++++ Data under study ++++

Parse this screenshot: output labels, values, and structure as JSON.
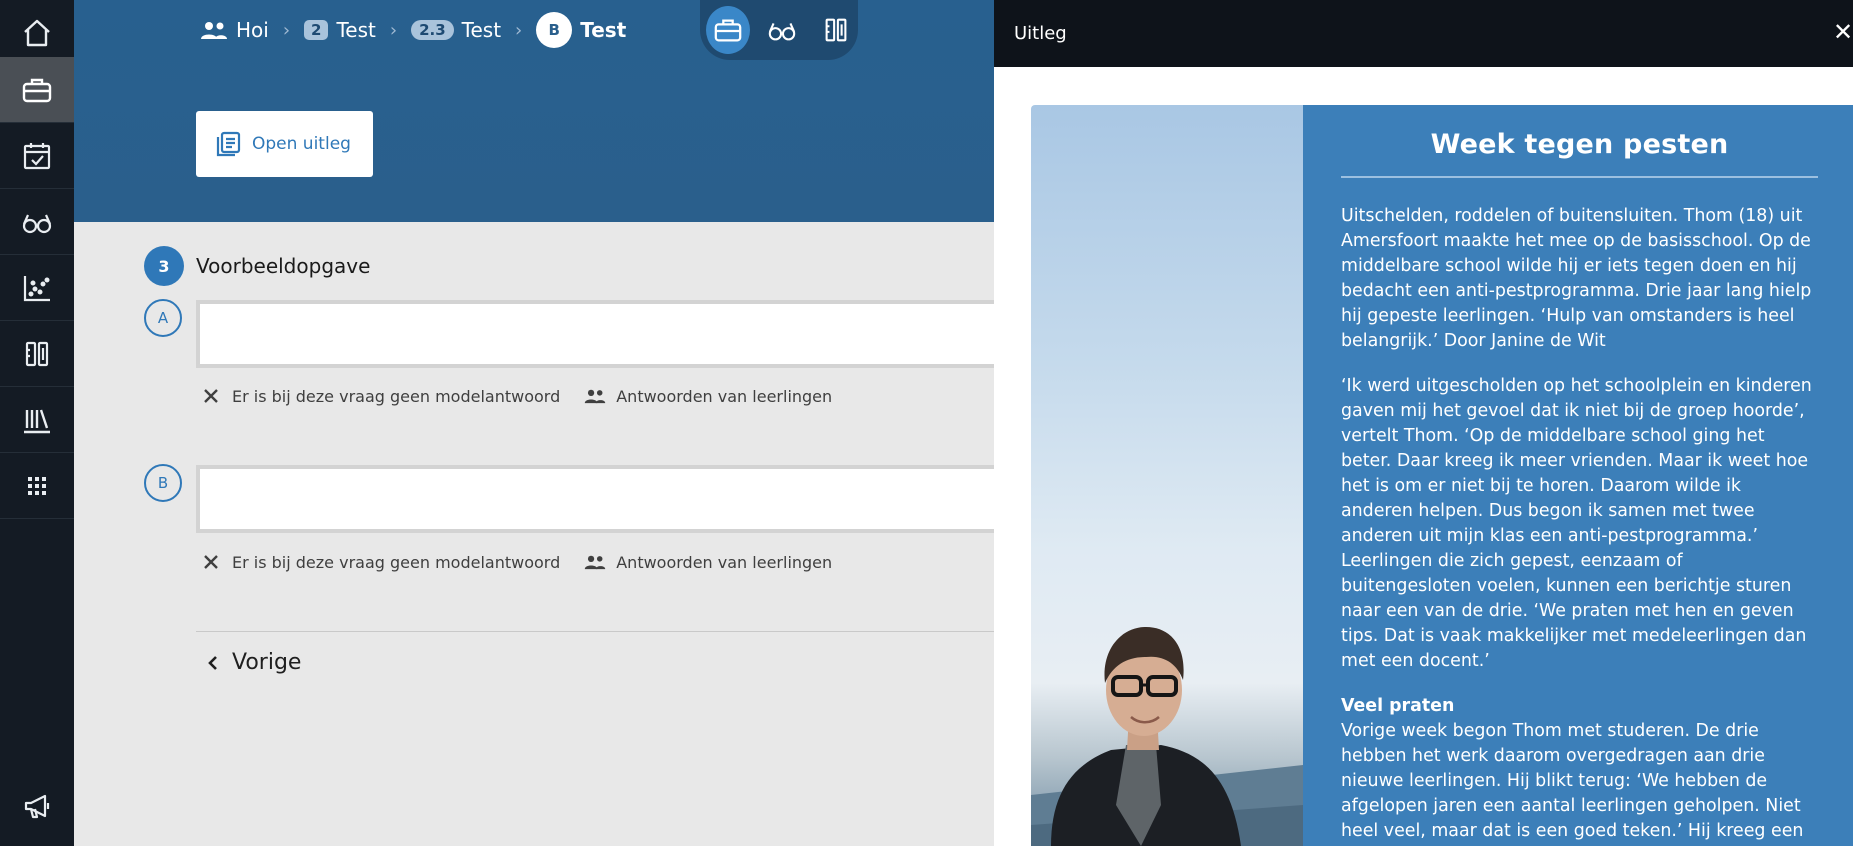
{
  "sidebar": {
    "items": [
      {
        "icon": "home-icon"
      },
      {
        "icon": "briefcase-icon",
        "active": true
      },
      {
        "icon": "calendar-check-icon"
      },
      {
        "icon": "glasses-icon"
      },
      {
        "icon": "chart-scatter-icon"
      },
      {
        "icon": "tools-icon"
      },
      {
        "icon": "library-icon"
      },
      {
        "icon": "apps-grid-icon"
      }
    ],
    "bottom_icon": "megaphone-icon"
  },
  "breadcrumb": {
    "items": [
      {
        "badge": "",
        "label": "Hoi",
        "icon": "group-icon"
      },
      {
        "badge": "2",
        "label": "Test"
      },
      {
        "badge": "2.3",
        "label": "Test"
      },
      {
        "badge": "B",
        "label": "Test"
      }
    ]
  },
  "toolbar": {
    "tools": [
      "briefcase-icon",
      "glasses-icon",
      "tools-icon"
    ]
  },
  "open_button": {
    "label": "Open uitleg",
    "icon": "book-icon"
  },
  "question": {
    "number": "3",
    "title": "Voorbeeldopgave",
    "parts": [
      {
        "letter": "A",
        "no_model": "Er is bij deze vraag geen modelantwoord",
        "student_answers": "Antwoorden van leerlingen"
      },
      {
        "letter": "B",
        "no_model": "Er is bij deze vraag geen modelantwoord",
        "student_answers": "Antwoorden van leerlingen"
      }
    ]
  },
  "nav": {
    "prev_label": "Vorige"
  },
  "panel": {
    "title": "Uitleg",
    "close": "✕",
    "article": {
      "heading": "Week tegen pesten",
      "intro": "Uitschelden, roddelen of buitensluiten. Thom (18) uit Amersfoort maakte het mee op de basisschool. Op de middelbare school wilde hij er iets tegen doen en hij bedacht een anti-pestprogramma. Drie jaar lang hielp hij gepeste leerlingen. ‘Hulp van omstanders is heel belangrijk.’ Door Janine de Wit",
      "body": "‘Ik werd uitgescholden op het schoolplein en kinderen gaven mij het gevoel dat ik niet bij de groep hoorde’, vertelt Thom. ‘Op de middelbare school ging het beter. Daar kreeg ik meer vrienden. Maar ik weet hoe het is om er niet bij te horen. Daarom wilde ik anderen helpen. Dus begon ik samen met twee anderen uit mijn klas een anti-pestprogramma.’ Leerlingen die zich gepest, eenzaam of buitengesloten voelen, kunnen een berichtje sturen naar een van de drie. ‘We praten met hen en geven tips. Dat is vaak makkelijker met medeleerlingen dan met een docent.’",
      "subheading": "Veel praten",
      "body2": "Vorige week begon Thom met studeren. De drie hebben het werk daarom overgedragen aan drie nieuwe leerlingen. Hij blikt terug: ‘We hebben de afgelopen jaren een aantal leerlingen geholpen. Niet heel veel, maar dat is een goed teken.’ Hij kreeg een"
    }
  }
}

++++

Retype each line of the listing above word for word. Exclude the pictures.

### Answer to the problem
Parse this screenshot: output labels, values, and structure as JSON.
{
  "sidebar": {
    "items": [
      {
        "icon": "home-icon"
      },
      {
        "icon": "briefcase-icon",
        "active": true
      },
      {
        "icon": "calendar-check-icon"
      },
      {
        "icon": "glasses-icon"
      },
      {
        "icon": "chart-scatter-icon"
      },
      {
        "icon": "tools-icon"
      },
      {
        "icon": "library-icon"
      },
      {
        "icon": "apps-grid-icon"
      }
    ],
    "bottom_icon": "megaphone-icon"
  },
  "breadcrumb": {
    "items": [
      {
        "badge": "",
        "label": "Hoi",
        "icon": "group-icon"
      },
      {
        "badge": "2",
        "label": "Test"
      },
      {
        "badge": "2.3",
        "label": "Test"
      },
      {
        "badge": "B",
        "label": "Test"
      }
    ]
  },
  "toolbar": {
    "tools": [
      "briefcase-icon",
      "glasses-icon",
      "tools-icon"
    ]
  },
  "open_button": {
    "label": "Open uitleg",
    "icon": "book-icon"
  },
  "question": {
    "number": "3",
    "title": "Voorbeeldopgave",
    "parts": [
      {
        "letter": "A",
        "no_model": "Er is bij deze vraag geen modelantwoord",
        "student_answers": "Antwoorden van leerlingen"
      },
      {
        "letter": "B",
        "no_model": "Er is bij deze vraag geen modelantwoord",
        "student_answers": "Antwoorden van leerlingen"
      }
    ]
  },
  "nav": {
    "prev_label": "Vorige"
  },
  "panel": {
    "title": "Uitleg",
    "close": "✕",
    "article": {
      "heading": "Week tegen pesten",
      "intro": "Uitschelden, roddelen of buitensluiten. Thom (18) uit Amersfoort maakte het mee op de basisschool. Op de middelbare school wilde hij er iets tegen doen en hij bedacht een anti-pestprogramma. Drie jaar lang hielp hij gepeste leerlingen. ‘Hulp van omstanders is heel belangrijk.’ Door Janine de Wit",
      "body": "‘Ik werd uitgescholden op het schoolplein en kinderen gaven mij het gevoel dat ik niet bij de groep hoorde’, vertelt Thom. ‘Op de middelbare school ging het beter. Daar kreeg ik meer vrienden. Maar ik weet hoe het is om er niet bij te horen. Daarom wilde ik anderen helpen. Dus begon ik samen met twee anderen uit mijn klas een anti-pestprogramma.’ Leerlingen die zich gepest, eenzaam of buitengesloten voelen, kunnen een berichtje sturen naar een van de drie. ‘We praten met hen en geven tips. Dat is vaak makkelijker met medeleerlingen dan met een docent.’",
      "subheading": "Veel praten",
      "body2": "Vorige week begon Thom met studeren. De drie hebben het werk daarom overgedragen aan drie nieuwe leerlingen. Hij blikt terug: ‘We hebben de afgelopen jaren een aantal leerlingen geholpen. Niet heel veel, maar dat is een goed teken.’ Hij kreeg een"
    }
  }
}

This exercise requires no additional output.